All Jerry Shu ’21 needed to create a piece of award-winning art was a set of color pencils and a piece of cardboard. Using these tools, Shu conjured the visage of a man screaming in pain on the midnight blue backdrop, etched in with wavering lines. With this art piece, titled “Dual,” Shu won the 2018 Congressional Art Competition of Massachusetts’ 3rd District and earned congratulatory remarks from Congresswoman Niki Tsongas. Shu was also awarded the 2017 Scholastic Art and Writing National Gold Medal for his other work, among other gold keys, silver keys, and honorable mentions.
“I think [winning Scholastic awards] inspired me to keep working on art knowing that there is recognition for it. When I saw all the other artists there, at the convention and at the awards ceremony, I was more inspired than ever seeing all the different ways people express themselves. This really drove me to think about how I could expand my capabilities,” said Shu.
Shu first began taking art classes as a kindergartener. With his mother providing him with a plethora of classes, Shu quickly developed a passion for artistic expression in particular and continues to pursue it at Andover.
“You can do whatever you want in art. No one can say no to what you can do. In other forms like speaking or writing, there is a restriction on the words you can use. With art, I’m able to express myself in other ways. It’s like showing yourself but not in a way that’s so clear cut, and that’s what I like about it. It’s up for interpretation,” said Shu.
Be it in theme or technique, Shu invokes his artistic freedom in all of his artworks. The most common method by which he exercises his artistic autonomy is by combining unusual materials or connecting drastically different topics.
Shu said, “[I try] to do stuff that’s not expected, putting things together that don’t seem that they connect… You know [that] if you are expressing something, you want [it] to be special. Another thing is shying away from conventional mediums. For instance, I did a project last year where I used construction paper and then on top of it, used colored pencil and it looked nice.”
Art plays an influential role in Shu’s journey in all creative media. Though Shu’s affinity for freedom of expression originated from art, he extends this passion to other mediums, such as writing. He further cites art as a source of improvement for his observation skills.
“I notice things a lot more, in terms of the world around me. It seeps in to other creative aspects, like writing. Just knowing that there’s a freedom to express myself helps me open up more,” said Shu.
At Andover, Shu is expanding on his career in art and trying to inspire a similar passion in his peers. Thus far, Shu has taken a number of art classes, and is currently on the board of the club “Arts for Expression,” where he encourages fellow artists on campus to remain engaged in free artistic expression.
“Well last year I know he took a lot of art classes. Now he is more independent. He is on the board of this club I go to, called Arts for Expression, which meets every Friday, and the members can do as much art as they want, whatever they want,” said Leo Deng ’21, a friend of Shu.
As for the future, Shu added, “I haven’t decided, [but] I’m certainly always going to be interested in [art]. Of course I don’t know where my future is going to take me but I definitely want it to be part of my life.

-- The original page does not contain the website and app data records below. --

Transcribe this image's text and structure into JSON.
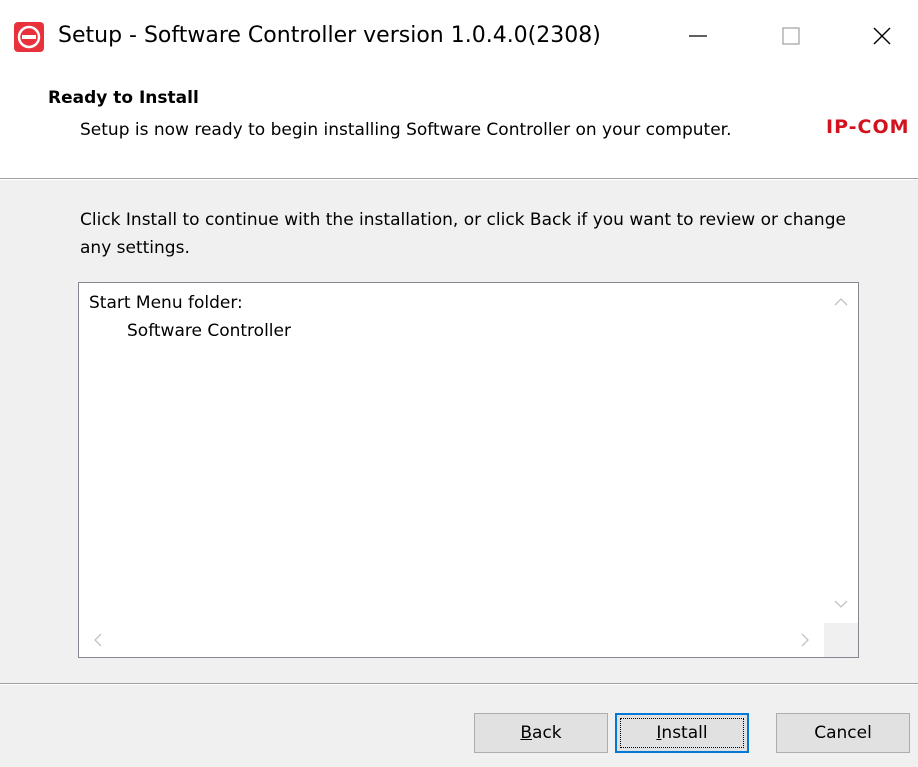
{
  "window": {
    "title": "Setup - Software Controller version 1.0.4.0(2308)",
    "icon": "app-logo-icon",
    "controls": [
      "minimize-icon",
      "maximize-icon",
      "close-icon"
    ]
  },
  "header": {
    "title": "Ready to Install",
    "subtitle": "Setup is now ready to begin installing Software Controller on your computer.",
    "brand": "IP-COM",
    "brand_color": "#d3121f"
  },
  "body": {
    "instructions": "Click Install to continue with the installation, or click Back if you want to review or change any settings.",
    "memo": {
      "line1": "Start Menu folder:",
      "line2": "Software Controller"
    }
  },
  "buttons": {
    "back_accel": "B",
    "back_rest": "ack",
    "install_accel": "I",
    "install_rest": "nstall",
    "cancel": "Cancel"
  },
  "colors": {
    "accent": "#0078d7",
    "dialog_bg": "#f0f0f0"
  }
}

Whether it’s my main path heading forward, or even if it’s just a hobby, it will always be a part of me.”